• _INPUT MATERIAL_
....

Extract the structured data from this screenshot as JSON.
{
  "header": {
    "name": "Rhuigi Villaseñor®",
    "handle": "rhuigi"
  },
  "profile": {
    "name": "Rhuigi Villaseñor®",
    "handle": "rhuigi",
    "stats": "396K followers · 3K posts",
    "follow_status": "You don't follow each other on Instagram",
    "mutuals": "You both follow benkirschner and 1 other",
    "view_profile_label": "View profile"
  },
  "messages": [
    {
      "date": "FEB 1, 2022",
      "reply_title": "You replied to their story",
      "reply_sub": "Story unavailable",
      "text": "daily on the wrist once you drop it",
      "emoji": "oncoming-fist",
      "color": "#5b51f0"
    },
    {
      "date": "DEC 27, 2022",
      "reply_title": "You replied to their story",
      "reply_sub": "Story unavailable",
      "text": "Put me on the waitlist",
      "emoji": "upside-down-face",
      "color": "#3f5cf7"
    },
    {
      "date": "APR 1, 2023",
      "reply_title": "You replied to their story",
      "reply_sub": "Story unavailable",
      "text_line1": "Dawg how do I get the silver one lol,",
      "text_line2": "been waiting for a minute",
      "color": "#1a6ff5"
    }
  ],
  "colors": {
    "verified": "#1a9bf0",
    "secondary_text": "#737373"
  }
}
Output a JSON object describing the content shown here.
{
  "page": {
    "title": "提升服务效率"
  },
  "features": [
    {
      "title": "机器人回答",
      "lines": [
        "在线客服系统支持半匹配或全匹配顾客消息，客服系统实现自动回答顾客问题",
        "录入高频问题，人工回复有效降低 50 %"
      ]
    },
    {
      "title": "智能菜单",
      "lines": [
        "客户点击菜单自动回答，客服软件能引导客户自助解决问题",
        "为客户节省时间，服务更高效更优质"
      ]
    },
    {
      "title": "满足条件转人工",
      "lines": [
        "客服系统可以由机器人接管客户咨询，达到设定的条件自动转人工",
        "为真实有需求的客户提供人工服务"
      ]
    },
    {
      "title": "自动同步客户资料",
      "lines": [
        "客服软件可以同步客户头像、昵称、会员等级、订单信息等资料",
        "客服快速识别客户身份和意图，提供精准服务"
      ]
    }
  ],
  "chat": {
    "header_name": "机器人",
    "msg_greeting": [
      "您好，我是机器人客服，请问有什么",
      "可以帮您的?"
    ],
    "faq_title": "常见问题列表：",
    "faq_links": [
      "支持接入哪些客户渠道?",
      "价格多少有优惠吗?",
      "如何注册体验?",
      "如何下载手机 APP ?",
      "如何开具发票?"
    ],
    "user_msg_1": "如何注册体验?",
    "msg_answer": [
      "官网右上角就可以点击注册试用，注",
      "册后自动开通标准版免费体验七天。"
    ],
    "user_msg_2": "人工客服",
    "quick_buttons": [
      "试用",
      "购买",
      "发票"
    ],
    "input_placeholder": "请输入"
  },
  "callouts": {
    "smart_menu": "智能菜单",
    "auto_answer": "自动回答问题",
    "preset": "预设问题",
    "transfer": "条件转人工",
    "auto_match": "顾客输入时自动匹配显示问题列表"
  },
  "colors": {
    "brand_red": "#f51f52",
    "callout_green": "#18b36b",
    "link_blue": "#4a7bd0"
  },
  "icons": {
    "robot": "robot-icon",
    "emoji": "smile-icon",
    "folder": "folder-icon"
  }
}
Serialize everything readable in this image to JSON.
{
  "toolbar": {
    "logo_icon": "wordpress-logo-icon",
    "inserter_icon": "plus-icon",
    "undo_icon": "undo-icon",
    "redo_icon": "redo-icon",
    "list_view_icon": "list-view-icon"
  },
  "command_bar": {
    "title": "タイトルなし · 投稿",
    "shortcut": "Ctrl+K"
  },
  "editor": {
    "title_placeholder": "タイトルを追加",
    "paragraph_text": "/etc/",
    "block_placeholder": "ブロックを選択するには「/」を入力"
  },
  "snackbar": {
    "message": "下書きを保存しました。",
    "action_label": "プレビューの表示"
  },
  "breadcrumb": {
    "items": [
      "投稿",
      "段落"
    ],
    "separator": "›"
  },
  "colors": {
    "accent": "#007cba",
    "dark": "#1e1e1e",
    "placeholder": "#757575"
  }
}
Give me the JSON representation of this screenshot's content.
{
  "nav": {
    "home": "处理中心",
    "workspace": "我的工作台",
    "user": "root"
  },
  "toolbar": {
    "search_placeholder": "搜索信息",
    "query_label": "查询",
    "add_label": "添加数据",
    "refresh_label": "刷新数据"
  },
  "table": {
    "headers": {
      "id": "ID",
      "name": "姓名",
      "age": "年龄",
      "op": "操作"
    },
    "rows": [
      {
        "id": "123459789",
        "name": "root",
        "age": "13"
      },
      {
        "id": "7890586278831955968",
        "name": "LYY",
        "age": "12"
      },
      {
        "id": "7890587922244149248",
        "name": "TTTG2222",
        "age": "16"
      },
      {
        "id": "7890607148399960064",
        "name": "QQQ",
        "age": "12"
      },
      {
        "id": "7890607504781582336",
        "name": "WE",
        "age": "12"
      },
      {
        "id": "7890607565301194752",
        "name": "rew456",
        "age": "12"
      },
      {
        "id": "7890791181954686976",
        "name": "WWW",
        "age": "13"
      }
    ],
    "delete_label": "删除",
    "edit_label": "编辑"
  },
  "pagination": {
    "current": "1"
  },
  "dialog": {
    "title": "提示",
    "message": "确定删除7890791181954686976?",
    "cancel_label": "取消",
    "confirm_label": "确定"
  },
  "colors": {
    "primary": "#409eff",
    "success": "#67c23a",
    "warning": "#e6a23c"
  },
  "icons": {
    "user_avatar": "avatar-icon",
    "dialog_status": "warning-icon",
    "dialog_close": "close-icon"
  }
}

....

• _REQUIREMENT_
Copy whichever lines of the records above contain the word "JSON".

• _RESPONSE FOR THIS EXERCISE_
Extract the structured data from this screenshot as JSON.
Output a JSON object describing the content shown here.
Serialize everything readable in this image to JSON.
Give me the JSON representation of this screenshot's content.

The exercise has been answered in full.